What is Anekantavada?
Anekantavada is the idea that truth has multiple viewpoints, and that there is no one absolute truth. One of the best explanations of Anekantavada is the parable of the blind men and the elephant:
“A group of blind men heard that a strange animal, called an elephant, had been brought to the town, but none of them were aware of its shape and form. Out of curiosity, they said: “We must inspect and know it by touch, of which we are capable”. So, they sought it out, and when they found it they groped about it. In the case of the first person, whose hand landed on the trunk, said “This being is like a drain pipe”. For another one whose hand reached its ear, it seemed like a kind of fan. As for another person, whose hand was upon its leg, said, “I perceive the shape of the elephant to be like a pillar”. And in the case of the one who placed his hand upon its back said, “Indeed, this elephant is like a throne”. Now, each of these presented a true aspect when he related what he had gained from experiencing the elephant. None of them had strayed from the true description of the elephant. Yet they fell short of fathoming the true appearance of the elephant.”

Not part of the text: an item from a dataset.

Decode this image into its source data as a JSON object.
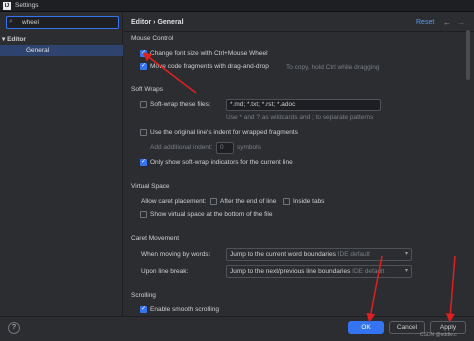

3 Things I like about Anekantavada
We begin our exploration of questioning Jainism with Anekantavada. It is best to start comparative religion at a point of common interest, rather than attempt to pick apart differences.
#1 – Accepts the Limitations of Human Thought
According to Jain Philosophy, human thought is partial, and to hold a particular viewpoint as final is holding a limited picture of reality. The recognition that humans are finite creatures with a finite thought process along with the belief that one can, in fact, achieve a level of complete knowledge is the driving force behind Jain thought and philosophy.
#2 – Warns against Relativism
Anekantavada is often mistaken for the kind of relativism found in agnosticism. This is untrue. Relativism essentially states that all viewpoints are equally valid relative to time and culture. Anekantavada, on the other hand, states that viewpoints are valid based upon logic and evidence. This provides more of a rational framework to examine truth claims then simply stating that 1) there are multiple viewpoint of truth and that 2) all truth claims are equally valid.
#3 – Warns against Absolute Doctrine
This is where the confusion lies: just because Jain philosophy preaches against absolute doctrine, does not mean that it accepts all truth claims to be of equal validity. Because Jain thought is based in logic and evidence, it does recognize that contradictory viewpoints can not be reconciled.
Perhaps a better way to explain this is through the concept of ahimsa (non-violence). There is physical non-violence which suggests one should not kill under any circumstance. But there is also intellectual ahimsa, which suggests that when one engages in a “battle of ideas” the logical conclusion leads to physical violence. It is a movement away from a militant form of “either with us, or against us” thought process. Mahavira, the last jain Thirkanthara said, “Comprehend one philosophical view through the comprehensive study of another one.”
Criticisms of Anekantavada
My personal criticisms of Anekantavada are based more on how it’s practiced by Western Jains, rather than the actual philosophical purpose behind the principle. Anekantavada has been watered down and redefined as a tenet where we view a particular moment in life from the perspective of someone else. One such example can be found in this article.
Although such interpretations promote compassion and sound nice, they don’t really do justice to the millennia of philosophical thought surrounding the principle. When we water down such a powerful principle as Anekantavada for the masses, it essentially loses it’s meaning. It is because of this watering down of the principle that it has often been confused with relativism.
Anekantavada is not truly a religious doctrine, but instead an avenue for which one can explore ontological and epistemological questions. It is one of the most important teachings of Indian rhetoric.
For a Jain to truly implement this principle into their lives, they must:
1) explore their own faith
2) explore the faiths of others
3) use logic and evidence to decipher each perspective.